(Records drawn from a dataset)
....................

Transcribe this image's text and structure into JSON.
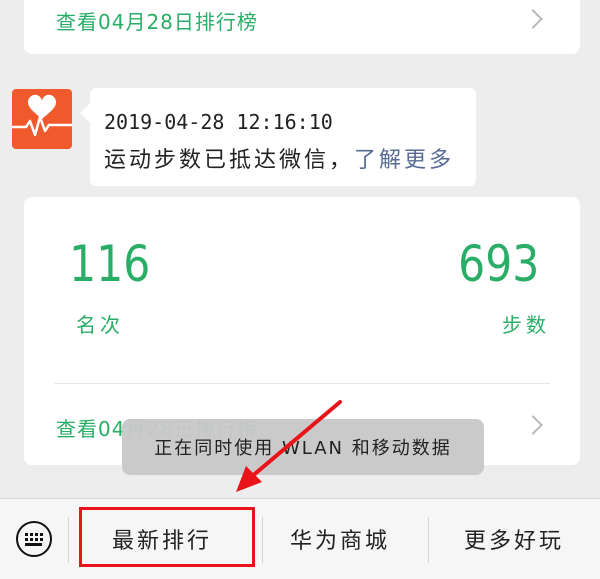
{
  "top_card": {
    "link_text": "查看04月28日排行榜"
  },
  "message": {
    "avatar_icon": "heart-pulse-icon",
    "timestamp": "2019-04-28 12:16:10",
    "text": "运动步数已抵达微信，",
    "link_text": "了解更多"
  },
  "stats": {
    "rank_value": "116",
    "rank_label": "名次",
    "steps_value": "693",
    "steps_label": "步数",
    "link_text": "查看04月28日排行榜"
  },
  "toast": {
    "text": "正在同时使用 WLAN 和移动数据"
  },
  "bottom_bar": {
    "keyboard_icon": "keyboard-icon",
    "items": [
      {
        "label": "最新排行"
      },
      {
        "label": "华为商城"
      },
      {
        "label": "更多好玩"
      }
    ]
  },
  "colors": {
    "accent_green": "#2aae67",
    "link_blue": "#576b95",
    "annotation_red": "#e8141a",
    "avatar_orange": "#f0592b"
  }
}
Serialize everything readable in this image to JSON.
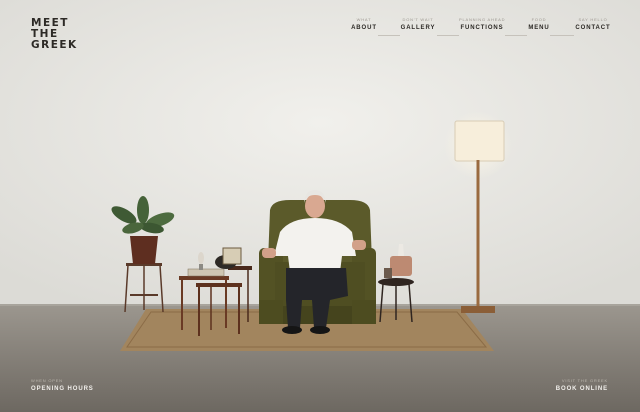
{
  "brand": {
    "logo_lines": [
      "MEET",
      "THE",
      "GREEK"
    ]
  },
  "nav": {
    "items": [
      {
        "sub": "WHAT",
        "label": "ABOUT"
      },
      {
        "sub": "DON'T WAIT",
        "label": "GALLERY"
      },
      {
        "sub": "PLANNING AHEAD",
        "label": "FUNCTIONS"
      },
      {
        "sub": "FOOD",
        "label": "MENU"
      },
      {
        "sub": "SAY HELLO",
        "label": "CONTACT"
      }
    ]
  },
  "footer": {
    "left": {
      "sub": "WHEN OPEN",
      "label": "OPENING HOURS"
    },
    "right": {
      "sub": "VISIT THE GREEK",
      "label": "BOOK ONLINE"
    }
  },
  "colors": {
    "wall": "#e9e8e4",
    "floor": "#8a857d",
    "armchair": "#5b5a2a",
    "rug": "#a2855e"
  }
}
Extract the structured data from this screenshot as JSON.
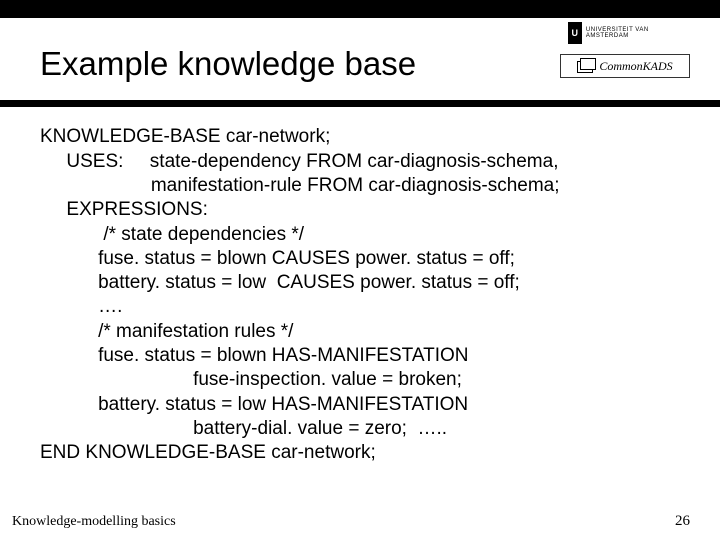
{
  "header": {
    "title": "Example knowledge base"
  },
  "logos": {
    "uva_text": "UNIVERSITEIT VAN AMSTERDAM",
    "ck_text": "CommonKADS"
  },
  "kb": {
    "line1": "KNOWLEDGE-BASE car-network;",
    "line2": "     USES:     state-dependency FROM car-diagnosis-schema,",
    "line3": "                     manifestation-rule FROM car-diagnosis-schema;",
    "line4": "     EXPRESSIONS:",
    "line5": "            /* state dependencies */",
    "line6": "           fuse. status = blown CAUSES power. status = off;",
    "line7": "           battery. status = low  CAUSES power. status = off;",
    "line8": "           ….",
    "line9": "           /* manifestation rules */",
    "line10": "           fuse. status = blown HAS-MANIFESTATION",
    "line11": "                             fuse-inspection. value = broken;",
    "line12": "           battery. status = low HAS-MANIFESTATION",
    "line13": "                             battery-dial. value = zero;  …..",
    "line14": "END KNOWLEDGE-BASE car-network;"
  },
  "footer": {
    "left": "Knowledge-modelling basics",
    "page": "26"
  }
}
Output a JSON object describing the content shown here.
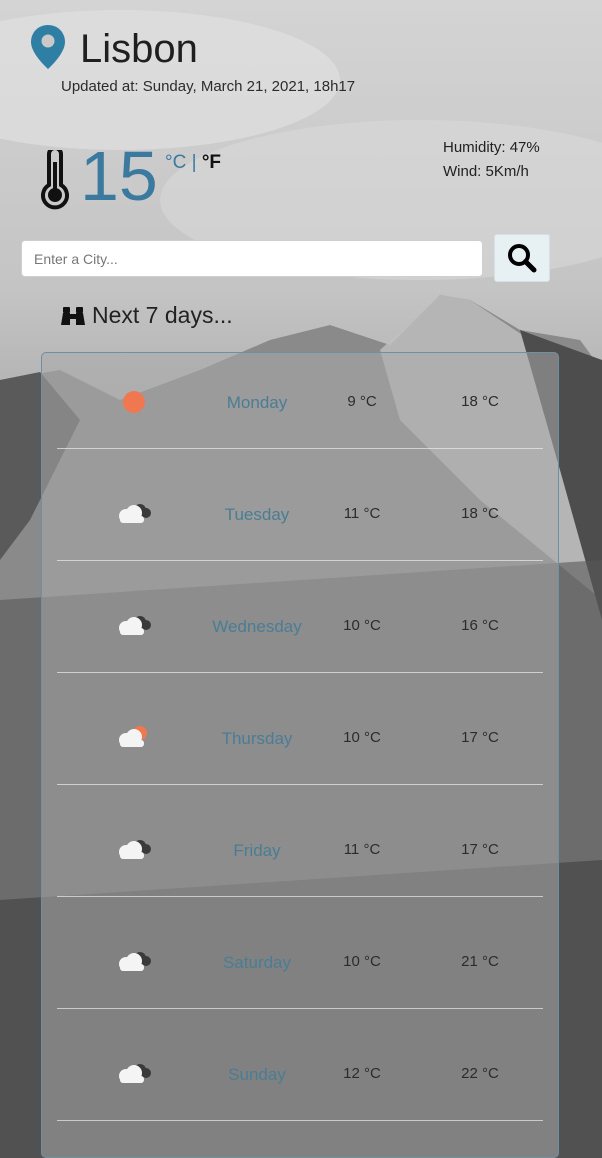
{
  "location": {
    "city": "Lisbon",
    "updated": "Updated at: Sunday, March 21, 2021, 18h17"
  },
  "current": {
    "temperature": "15",
    "unit_c": "°C",
    "unit_separator": "|",
    "unit_f": "°F",
    "humidity_label": "Humidity:",
    "humidity_value": "47%",
    "wind_label": "Wind:",
    "wind_value": "5Km/h"
  },
  "search": {
    "placeholder": "Enter a City..."
  },
  "forecast": {
    "heading": "Next 7 days...",
    "days": [
      {
        "day": "Monday",
        "min": "9 °C",
        "max": "18 °C",
        "icon": "sun-icon"
      },
      {
        "day": "Tuesday",
        "min": "11 °C",
        "max": "18 °C",
        "icon": "clouds-icon"
      },
      {
        "day": "Wednesday",
        "min": "10 °C",
        "max": "16 °C",
        "icon": "clouds-icon"
      },
      {
        "day": "Thursday",
        "min": "10 °C",
        "max": "17 °C",
        "icon": "partly-cloudy-icon"
      },
      {
        "day": "Friday",
        "min": "11 °C",
        "max": "17 °C",
        "icon": "clouds-icon"
      },
      {
        "day": "Saturday",
        "min": "10 °C",
        "max": "21 °C",
        "icon": "clouds-icon"
      },
      {
        "day": "Sunday",
        "min": "12 °C",
        "max": "22 °C",
        "icon": "clouds-icon"
      }
    ]
  },
  "colors": {
    "accent": "#3b7a9e",
    "sun": "#f07850"
  }
}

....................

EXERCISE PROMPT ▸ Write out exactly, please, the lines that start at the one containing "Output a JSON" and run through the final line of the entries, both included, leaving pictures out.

ANSWER SECTION ▸
Output a JSON object describing the content shown here.
{
  "location": {
    "city": "Lisbon",
    "updated": "Updated at: Sunday, March 21, 2021, 18h17"
  },
  "current": {
    "temperature": "15",
    "unit_c": "°C",
    "unit_separator": "|",
    "unit_f": "°F",
    "humidity_label": "Humidity:",
    "humidity_value": "47%",
    "wind_label": "Wind:",
    "wind_value": "5Km/h"
  },
  "search": {
    "placeholder": "Enter a City..."
  },
  "forecast": {
    "heading": "Next 7 days...",
    "days": [
      {
        "day": "Monday",
        "min": "9 °C",
        "max": "18 °C",
        "icon": "sun-icon"
      },
      {
        "day": "Tuesday",
        "min": "11 °C",
        "max": "18 °C",
        "icon": "clouds-icon"
      },
      {
        "day": "Wednesday",
        "min": "10 °C",
        "max": "16 °C",
        "icon": "clouds-icon"
      },
      {
        "day": "Thursday",
        "min": "10 °C",
        "max": "17 °C",
        "icon": "partly-cloudy-icon"
      },
      {
        "day": "Friday",
        "min": "11 °C",
        "max": "17 °C",
        "icon": "clouds-icon"
      },
      {
        "day": "Saturday",
        "min": "10 °C",
        "max": "21 °C",
        "icon": "clouds-icon"
      },
      {
        "day": "Sunday",
        "min": "12 °C",
        "max": "22 °C",
        "icon": "clouds-icon"
      }
    ]
  },
  "colors": {
    "accent": "#3b7a9e",
    "sun": "#f07850"
  }
}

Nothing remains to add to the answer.